Your instructions: List all lines of the data that include the string "with".

Extracted records:
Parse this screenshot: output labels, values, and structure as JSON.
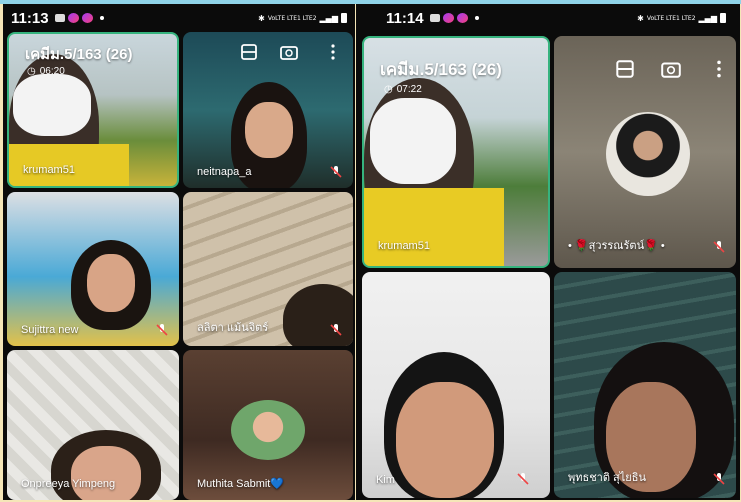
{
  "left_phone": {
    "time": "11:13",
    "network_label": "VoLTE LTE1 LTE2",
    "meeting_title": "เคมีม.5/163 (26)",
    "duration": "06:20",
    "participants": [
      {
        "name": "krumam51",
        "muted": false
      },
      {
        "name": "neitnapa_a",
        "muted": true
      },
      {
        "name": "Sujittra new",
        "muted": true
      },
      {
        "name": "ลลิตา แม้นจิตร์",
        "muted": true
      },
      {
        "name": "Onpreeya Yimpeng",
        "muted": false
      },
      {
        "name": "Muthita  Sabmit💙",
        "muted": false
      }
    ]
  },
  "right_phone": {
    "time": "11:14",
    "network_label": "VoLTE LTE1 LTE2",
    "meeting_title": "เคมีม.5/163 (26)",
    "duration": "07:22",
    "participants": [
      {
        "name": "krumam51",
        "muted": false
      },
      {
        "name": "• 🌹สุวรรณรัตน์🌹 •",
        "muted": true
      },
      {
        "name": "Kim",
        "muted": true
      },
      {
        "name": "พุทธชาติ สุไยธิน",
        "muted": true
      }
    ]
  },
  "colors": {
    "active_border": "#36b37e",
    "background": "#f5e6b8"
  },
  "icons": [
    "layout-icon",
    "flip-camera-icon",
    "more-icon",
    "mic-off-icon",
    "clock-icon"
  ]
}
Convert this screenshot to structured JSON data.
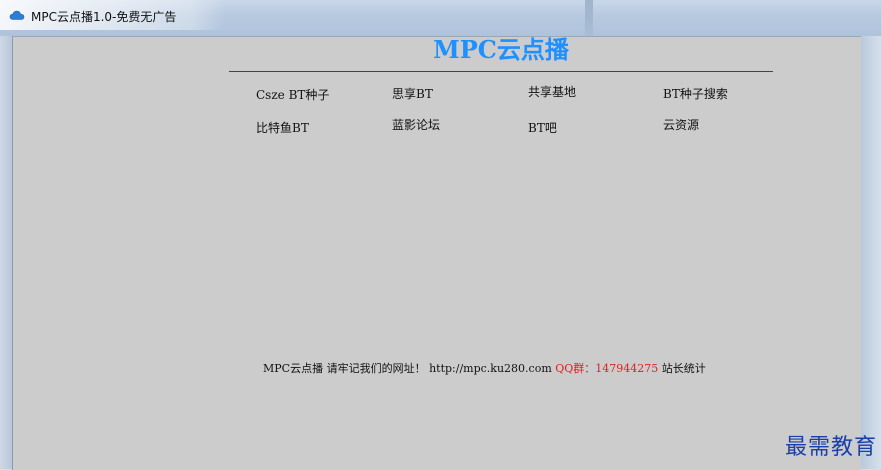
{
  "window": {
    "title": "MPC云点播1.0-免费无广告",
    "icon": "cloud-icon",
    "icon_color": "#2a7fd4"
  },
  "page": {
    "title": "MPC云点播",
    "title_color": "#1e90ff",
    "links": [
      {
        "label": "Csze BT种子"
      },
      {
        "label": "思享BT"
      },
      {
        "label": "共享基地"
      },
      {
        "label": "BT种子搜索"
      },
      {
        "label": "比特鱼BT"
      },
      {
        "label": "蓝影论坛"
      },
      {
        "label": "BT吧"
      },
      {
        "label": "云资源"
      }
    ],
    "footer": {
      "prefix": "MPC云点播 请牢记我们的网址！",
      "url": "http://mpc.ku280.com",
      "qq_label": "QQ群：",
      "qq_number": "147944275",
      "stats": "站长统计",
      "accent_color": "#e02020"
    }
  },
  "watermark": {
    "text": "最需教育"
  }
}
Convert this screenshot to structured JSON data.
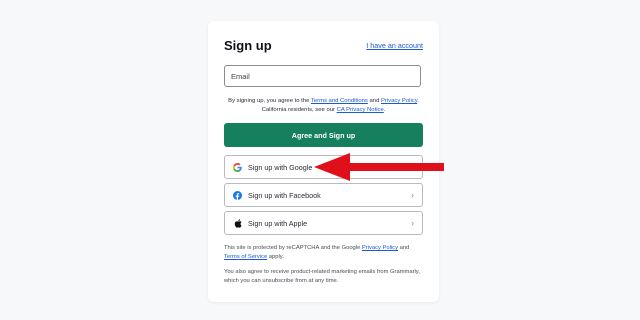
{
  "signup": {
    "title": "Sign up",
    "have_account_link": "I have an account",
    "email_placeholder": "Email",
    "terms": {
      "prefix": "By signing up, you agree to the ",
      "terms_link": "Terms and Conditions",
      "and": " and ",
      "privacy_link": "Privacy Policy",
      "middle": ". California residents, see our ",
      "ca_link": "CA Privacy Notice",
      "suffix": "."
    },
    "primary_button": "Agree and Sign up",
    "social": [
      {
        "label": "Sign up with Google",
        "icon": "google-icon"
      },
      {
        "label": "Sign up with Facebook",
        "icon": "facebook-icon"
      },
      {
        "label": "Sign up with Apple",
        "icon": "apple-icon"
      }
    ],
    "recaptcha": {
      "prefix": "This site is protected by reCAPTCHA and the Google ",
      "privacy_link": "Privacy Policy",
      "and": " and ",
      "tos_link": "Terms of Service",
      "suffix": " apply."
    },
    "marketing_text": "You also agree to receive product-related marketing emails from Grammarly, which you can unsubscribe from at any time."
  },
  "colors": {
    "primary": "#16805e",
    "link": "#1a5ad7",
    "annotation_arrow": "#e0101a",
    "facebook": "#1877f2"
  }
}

Answer space:
        "label": "Sign up with Google",
        "label": "Sign up with Facebook",
        "label": "Sign up with Apple",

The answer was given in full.